Estate Planning

Estate Planning begins with a will or a living trust. A will provides your instructions as to who will receive your assets (beneficiaries), but it does not avoid probate. Any assets titled in your name or directed by your will (if the total value exceeds $100,000.00 in Illinois) must go through the probate process before they can be distributed to your beneficiaries. The process can become expensive with legal fees, executor fees, and court costs. It can also take anywhere from nine months to two years or longer. The probate files are open to the public and excluded beneficiaries are encouraged to come forward and seek a share of your estate. In short, the court system, not your family, controls the process.

Not everything you own will go through probate. Jointly-owned property and assets that let you name a beneficiary (for example, life insurance, IRAs, 401(k)s, annuities, etc.) are not controlled by your will and usually will transfer to the new owner or beneficiary without probate. But there are many potential problems with joint ownership, and avoidance of probate is not guaranteed. 

For these reasons a revocable living trust is preferred by many families and professionals. It can avoid probate at death (including multiple probates if you own property in several states), prevent court control of assets at incapacity, bring all of your assets (even those with beneficiary designations) together into one plan, provide maximum privacy, is valid in every state, and can be changed by you at any time.

Unlike a will, a trust doesn't have to die with you. Assets can stay in your trust managed by the trustee you selected until your beneficiaries reach the age you want them to inherit. Your trust can continue longer to provide for a loved one with special needs or to protect the assets from beneficiaries' creditors, spouses, and irresponsible spending.

A living trust is more expensive initially than a will, but considering it can avoid court interference at incapacity and death, many people consider it a bargain.

Under the living trust, the attorneys at Sidney B. Margolis, Ltd. will skillfully and creatively draft sub-trusts which will eliminate or reduce federal and state estate (inheritance) taxes.

There are additional ways to eliminate or reduce estate taxes, including, but not limited to, (1) making annual tax-free gifts and (2) creating an irrevocable life insurance trust. Under current federal law you can give up to $14,000.00 ($28,000.00 if married) to as many people as you wish each year, thereby removing assets from your estate. You can remove the value of your life insurance from your estate by creating an irrevocable life insurance trust and making it the owner (and usually beneficiary) or the policies. As long as you live three years after the transfer of an existing policy, the benefits will not be included in your estate.

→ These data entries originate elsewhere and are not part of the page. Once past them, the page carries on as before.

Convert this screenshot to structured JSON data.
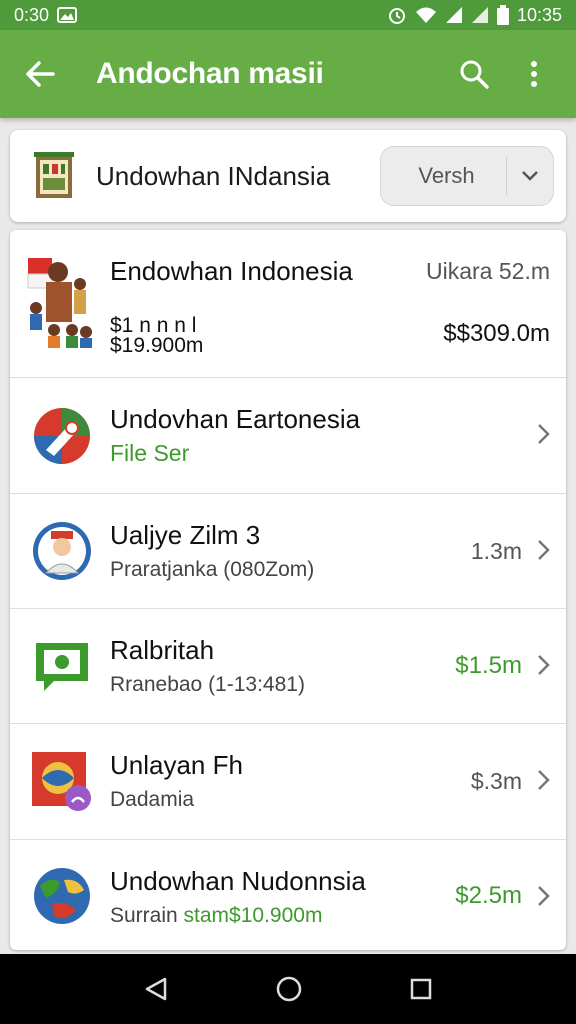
{
  "status_bar": {
    "time_left": "0:30",
    "time_right": "10:35"
  },
  "app_bar": {
    "title": "Andochan masii"
  },
  "filter": {
    "title": "Undowhan INdansia",
    "select_value": "Versh"
  },
  "featured": {
    "name": "Endowhan Indonesia",
    "right_top": "Uikara 52.m",
    "sub_line1": "$1 n n n l",
    "sub_line2": "$19.900m",
    "amount": "$$309.0m"
  },
  "rows": [
    {
      "name": "Undovhan Eartonesia",
      "sub": "File Ser",
      "amount": "",
      "sub_color": "#3d9a2c"
    },
    {
      "name": "Ualjye Zilm 3",
      "sub": "Praratjanka (080Zom)",
      "amount": "1.3m",
      "amount_color": "#555555"
    },
    {
      "name": "Ralbritah",
      "sub": "Rranebao (1-13:481)",
      "amount": "$1.5m",
      "amount_color": "#3d9a2c"
    },
    {
      "name": "Unlayan Fh",
      "sub": "Dadamia",
      "amount": "$.3m",
      "amount_color": "#555555"
    },
    {
      "name": "Undowhan Nudonnsia",
      "sub_prefix": "Surrain",
      "sub_green": "stam$10.900m",
      "amount": "$2.5m",
      "amount_color": "#3d9a2c"
    }
  ],
  "icons": {
    "back": "arrow-left-icon",
    "search": "search-icon",
    "more": "more-vert-icon",
    "select": "chevron-down-icon",
    "row": "chevron-right-icon",
    "nav": [
      "back-triangle-icon",
      "home-circle-icon",
      "recents-square-icon"
    ]
  },
  "colors": {
    "status_bar": "#4f9a3a",
    "app_bar": "#66ad45",
    "accent_green": "#3d9a2c"
  }
}
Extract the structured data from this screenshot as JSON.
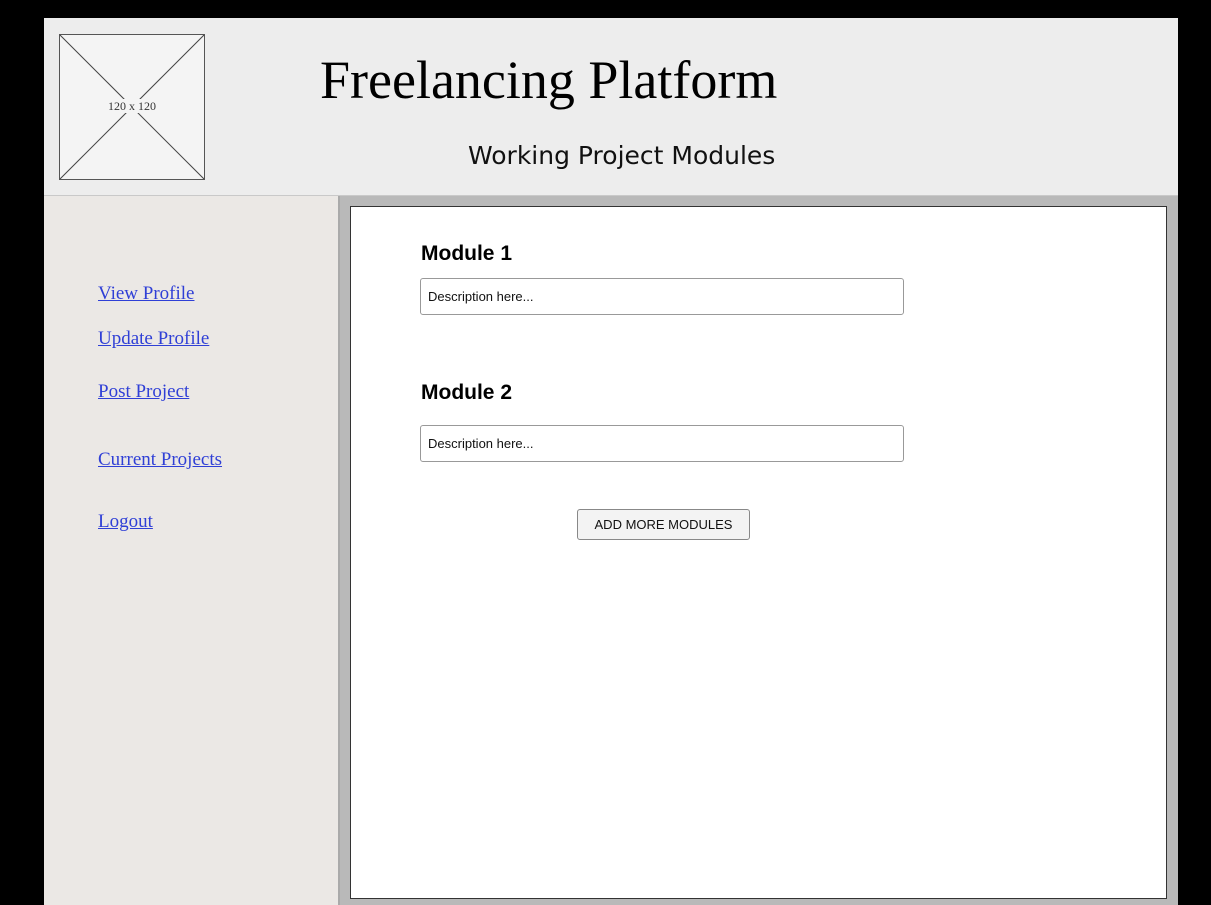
{
  "header": {
    "logo_placeholder_text": "120 x 120",
    "app_title": "Freelancing Platform",
    "page_subtitle": "Working Project Modules"
  },
  "sidebar": {
    "links": [
      {
        "label": "View Profile"
      },
      {
        "label": "Update Profile"
      },
      {
        "label": "Post Project"
      },
      {
        "label": "Current Projects"
      },
      {
        "label": "Logout"
      }
    ]
  },
  "main": {
    "modules": [
      {
        "heading": "Module 1",
        "placeholder": "Description here..."
      },
      {
        "heading": "Module 2",
        "placeholder": "Description here..."
      }
    ],
    "add_button_label": "ADD MORE MODULES"
  },
  "colors": {
    "background": "#000000",
    "header_bg": "#ededed",
    "sidebar_bg": "#ebe8e5",
    "link": "#2f3fd6",
    "content_bg": "#ffffff"
  }
}
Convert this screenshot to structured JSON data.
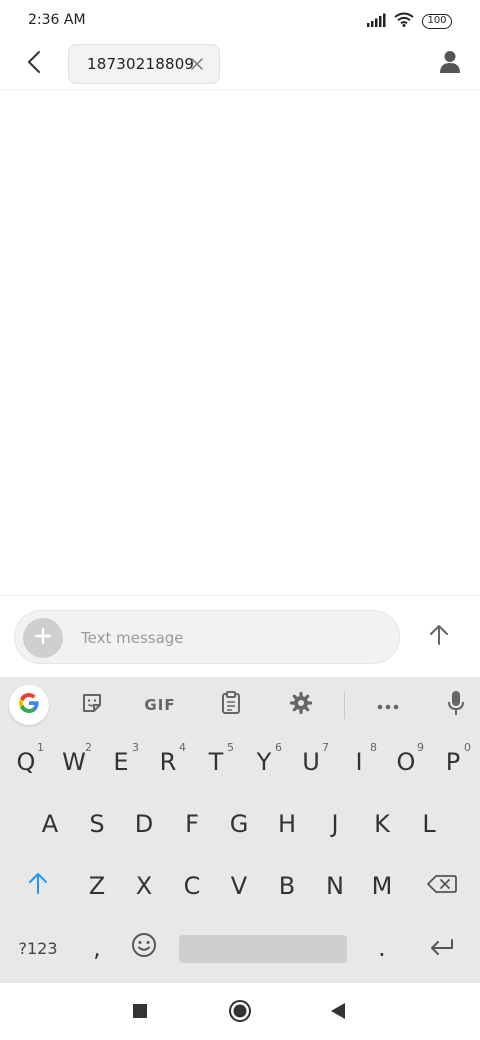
{
  "status_bar": {
    "time": "2:36 AM",
    "battery_level": "100",
    "icons": [
      "signal-icon",
      "wifi-icon",
      "battery-icon"
    ]
  },
  "header": {
    "back_icon": "back-arrow-icon",
    "recipient": "18730218809",
    "remove_icon": "close-icon",
    "contact_icon": "person-icon"
  },
  "compose": {
    "placeholder": "Text message",
    "value": "",
    "add_icon": "plus-icon",
    "send_icon": "arrow-up-icon"
  },
  "keyboard": {
    "toolbar": {
      "items": [
        "google-icon",
        "sticker-icon",
        "GIF",
        "clipboard-icon",
        "gear-icon",
        "more-icon",
        "microphone-icon"
      ]
    },
    "row1": [
      {
        "label": "Q",
        "hint": "1"
      },
      {
        "label": "W",
        "hint": "2"
      },
      {
        "label": "E",
        "hint": "3"
      },
      {
        "label": "R",
        "hint": "4"
      },
      {
        "label": "T",
        "hint": "5"
      },
      {
        "label": "Y",
        "hint": "6"
      },
      {
        "label": "U",
        "hint": "7"
      },
      {
        "label": "I",
        "hint": "8"
      },
      {
        "label": "O",
        "hint": "9"
      },
      {
        "label": "P",
        "hint": "0"
      }
    ],
    "row2": [
      "A",
      "S",
      "D",
      "F",
      "G",
      "H",
      "J",
      "K",
      "L"
    ],
    "row3": [
      "Z",
      "X",
      "C",
      "V",
      "B",
      "N",
      "M"
    ],
    "symbols_label": "?123",
    "comma_label": ",",
    "period_label": ".",
    "accent_color": "#2196f3"
  },
  "nav_bar": {
    "icons": [
      "recents-square-icon",
      "home-circle-icon",
      "back-triangle-icon"
    ]
  }
}
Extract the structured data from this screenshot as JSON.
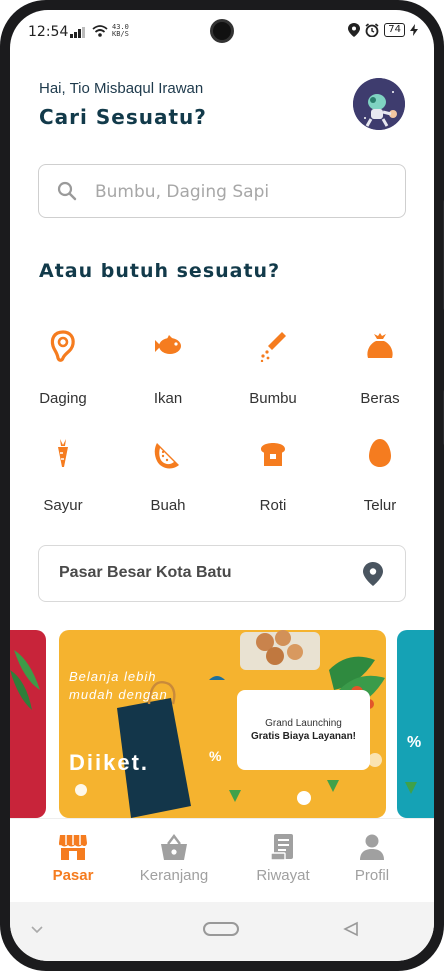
{
  "status_bar": {
    "time": "12:54",
    "net_speed_top": "43.0",
    "net_speed_bottom": "KB/S",
    "battery": "74"
  },
  "header": {
    "greeting": "Hai, Tio Misbaqul Irawan",
    "title": "Cari Sesuatu?"
  },
  "search": {
    "placeholder": "Bumbu, Daging Sapi"
  },
  "section_title": "Atau butuh sesuatu?",
  "categories": [
    {
      "label": "Daging",
      "icon": "meat-icon"
    },
    {
      "label": "Ikan",
      "icon": "fish-icon"
    },
    {
      "label": "Bumbu",
      "icon": "spice-icon"
    },
    {
      "label": "Beras",
      "icon": "rice-sack-icon"
    },
    {
      "label": "Sayur",
      "icon": "carrot-icon"
    },
    {
      "label": "Buah",
      "icon": "watermelon-icon"
    },
    {
      "label": "Roti",
      "icon": "bread-icon"
    },
    {
      "label": "Telur",
      "icon": "egg-icon"
    }
  ],
  "location": {
    "market": "Pasar Besar Kota Batu"
  },
  "banner": {
    "tagline_1": "Belanja lebih",
    "tagline_2": "mudah dengan",
    "brand": "Diiket.",
    "card_line_1": "Grand Launching",
    "card_line_2": "Gratis Biaya Layanan!",
    "percent": "%"
  },
  "bottom_nav": [
    {
      "label": "Pasar",
      "icon": "store-icon",
      "active": true
    },
    {
      "label": "Keranjang",
      "icon": "basket-icon",
      "active": false
    },
    {
      "label": "Riwayat",
      "icon": "receipt-icon",
      "active": false
    },
    {
      "label": "Profil",
      "icon": "person-icon",
      "active": false
    }
  ],
  "colors": {
    "accent": "#f57c1f",
    "heading": "#123a4a",
    "inactive": "#a0a0a0",
    "banner_yellow": "#f5b32f"
  }
}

An estate plan with the attorneys at Sidney B . Margolis, Ltd. includes a consideration of the need for the following documents: (1) health care power of attorney; (2) property power of attorney; and (3) living will